Working from the entries below, count every line that includes the word "JSON". Return the figure alone.

● Data records:
*****

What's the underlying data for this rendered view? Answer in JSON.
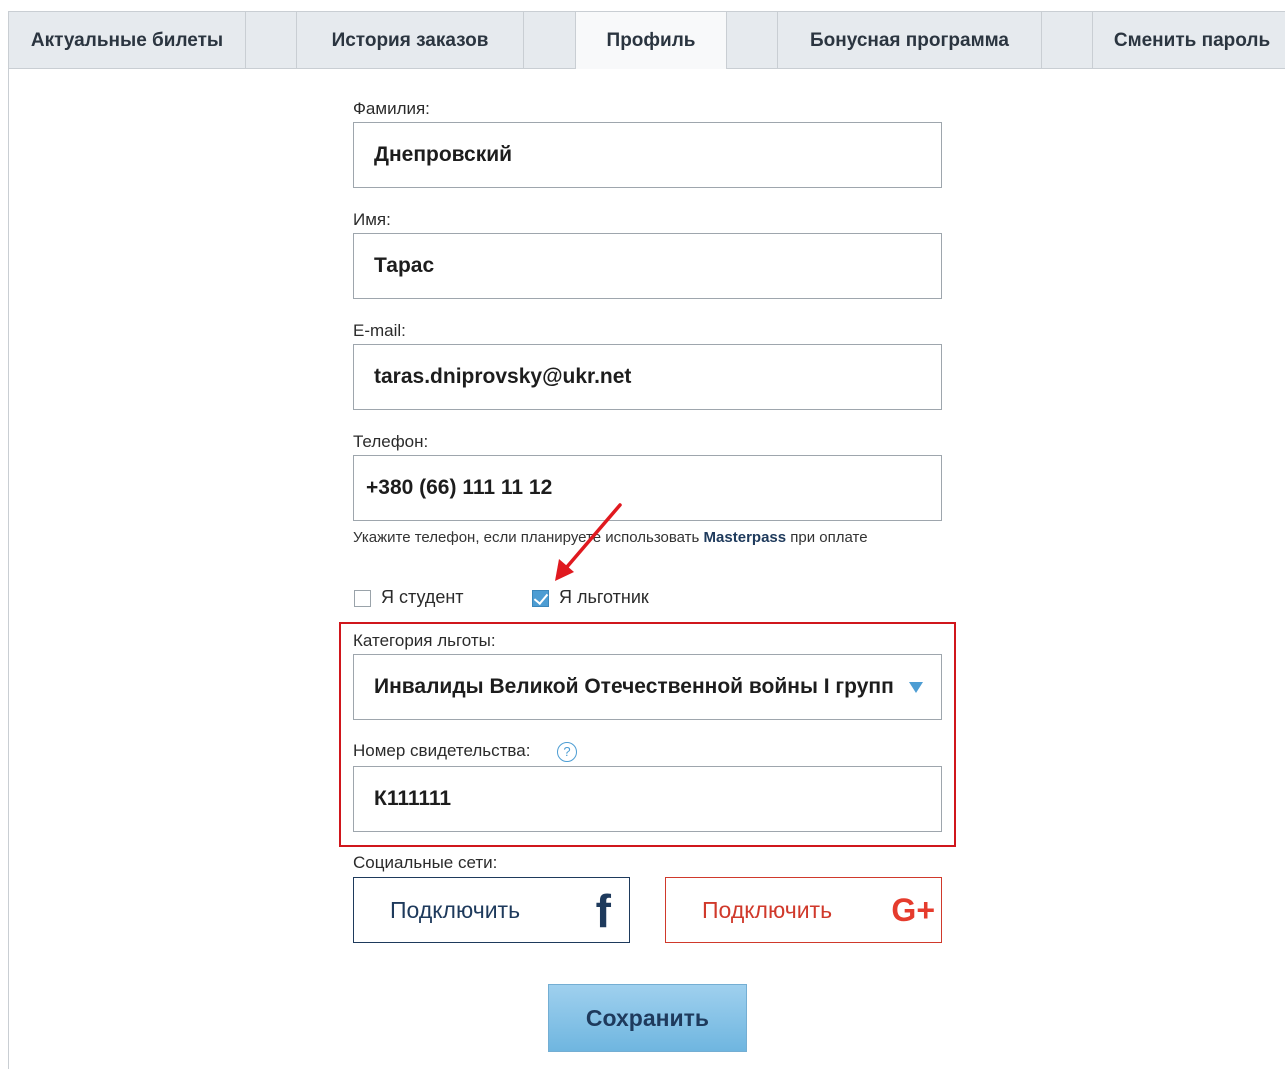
{
  "tabs": [
    {
      "label": "Актуальные билеты",
      "active": false
    },
    {
      "label": "История заказов",
      "active": false
    },
    {
      "label": "Профиль",
      "active": true
    },
    {
      "label": "Бонусная программа",
      "active": false
    },
    {
      "label": "Сменить пароль",
      "active": false
    }
  ],
  "form": {
    "surname": {
      "label": "Фамилия:",
      "value": "Днепровский"
    },
    "name": {
      "label": "Имя:",
      "value": "Тарас"
    },
    "email": {
      "label": "E-mail:",
      "value": "taras.dniprovsky@ukr.net"
    },
    "phone": {
      "label": "Телефон:",
      "value": "+380 (66) 111 11 12"
    },
    "phone_hint": {
      "before": "Укажите телефон, если планируете использовать ",
      "bold": "Masterpass",
      "after": " при оплате"
    },
    "student": {
      "label": "Я студент",
      "checked": false
    },
    "privileged": {
      "label": "Я льготник",
      "checked": true
    },
    "category": {
      "label": "Категория льготы:",
      "value": "Инвалиды Великой Отечественной войны I группы"
    },
    "certificate": {
      "label": "Номер свидетельства:",
      "value": "К111111",
      "help": "?"
    },
    "social": {
      "label": "Социальные сети:",
      "facebook": {
        "text": "Подключить",
        "icon": "f"
      },
      "google": {
        "text": "Подключить",
        "icon": "G+"
      }
    },
    "save_label": "Сохранить"
  },
  "colors": {
    "accent": "#4d9dd3",
    "highlight": "#d0161c",
    "facebook": "#1e3a5c",
    "google": "#d0392b"
  }
}
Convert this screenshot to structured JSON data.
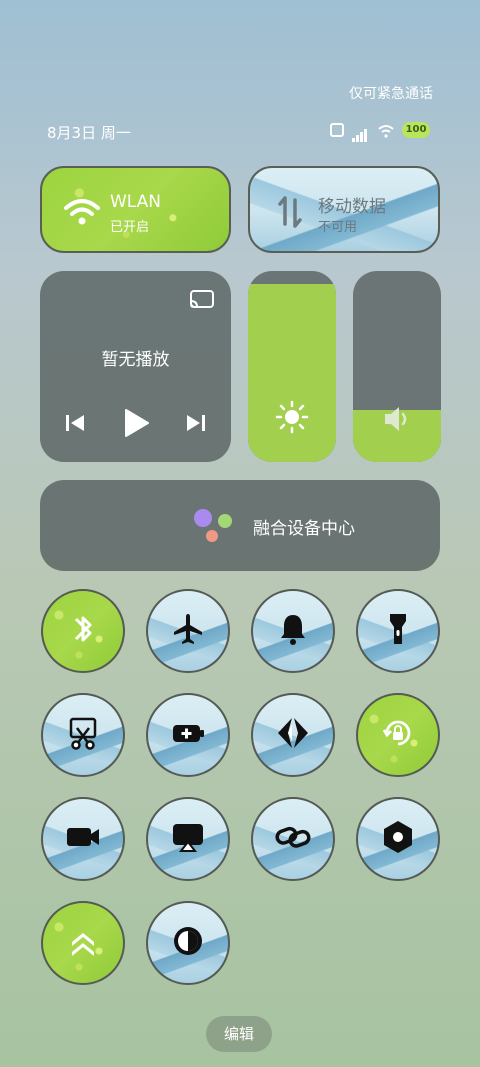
{
  "status": {
    "emergency_text": "仅可紧急通话",
    "date_text": "8月3日 周一",
    "battery_text": "100"
  },
  "tiles": {
    "wlan": {
      "title": "WLAN",
      "subtitle": "已开启",
      "active": true
    },
    "mobile_data": {
      "title": "移动数据",
      "subtitle": "不可用",
      "active": false
    }
  },
  "media": {
    "message": "暂无播放"
  },
  "sliders": {
    "brightness_level": 0.93,
    "volume_level": 0.27
  },
  "fusion_center": {
    "label": "融合设备中心"
  },
  "toggles": [
    {
      "name": "bluetooth",
      "icon": "bluetooth-icon",
      "active": true
    },
    {
      "name": "airplane",
      "icon": "airplane-icon",
      "active": false
    },
    {
      "name": "bell",
      "icon": "bell-icon",
      "active": false
    },
    {
      "name": "flashlight",
      "icon": "flashlight-icon",
      "active": false
    },
    {
      "name": "screenshot",
      "icon": "scissors-icon",
      "active": false
    },
    {
      "name": "battery-saver",
      "icon": "battery-plus-icon",
      "active": false
    },
    {
      "name": "nearby-share",
      "icon": "share-arrows-icon",
      "active": false
    },
    {
      "name": "rotation-lock",
      "icon": "rotation-lock-icon",
      "active": true
    },
    {
      "name": "screen-record",
      "icon": "video-camera-icon",
      "active": false
    },
    {
      "name": "screen-cast",
      "icon": "screencast-icon",
      "active": false
    },
    {
      "name": "link",
      "icon": "link-icon",
      "active": false
    },
    {
      "name": "settings",
      "icon": "hexagon-gear-icon",
      "active": false
    },
    {
      "name": "performance",
      "icon": "double-chevron-up-icon",
      "active": true
    },
    {
      "name": "dark-mode",
      "icon": "contrast-icon",
      "active": false
    }
  ],
  "edit_label": "编辑",
  "colors": {
    "accent_green": "#a3cf4e",
    "dark_tile": "#5f6969"
  }
}
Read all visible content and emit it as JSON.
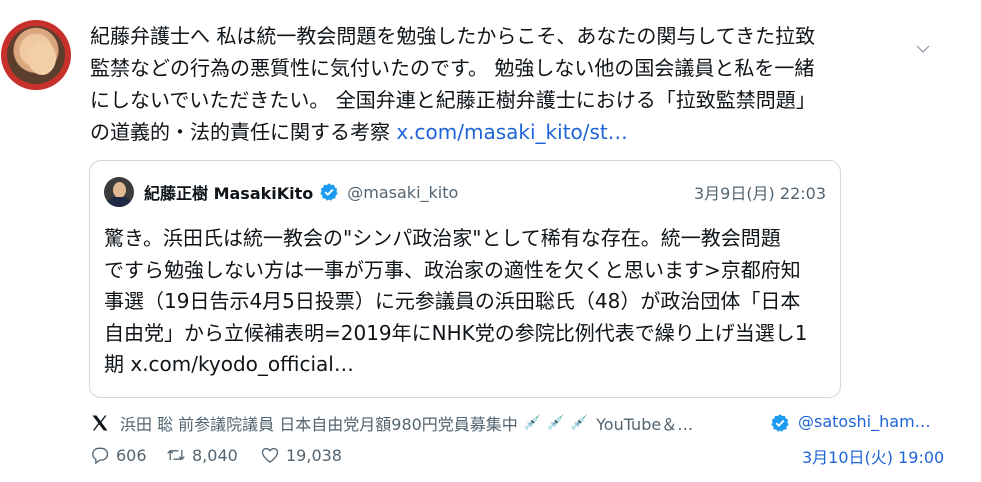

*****

● Exercise answer: 3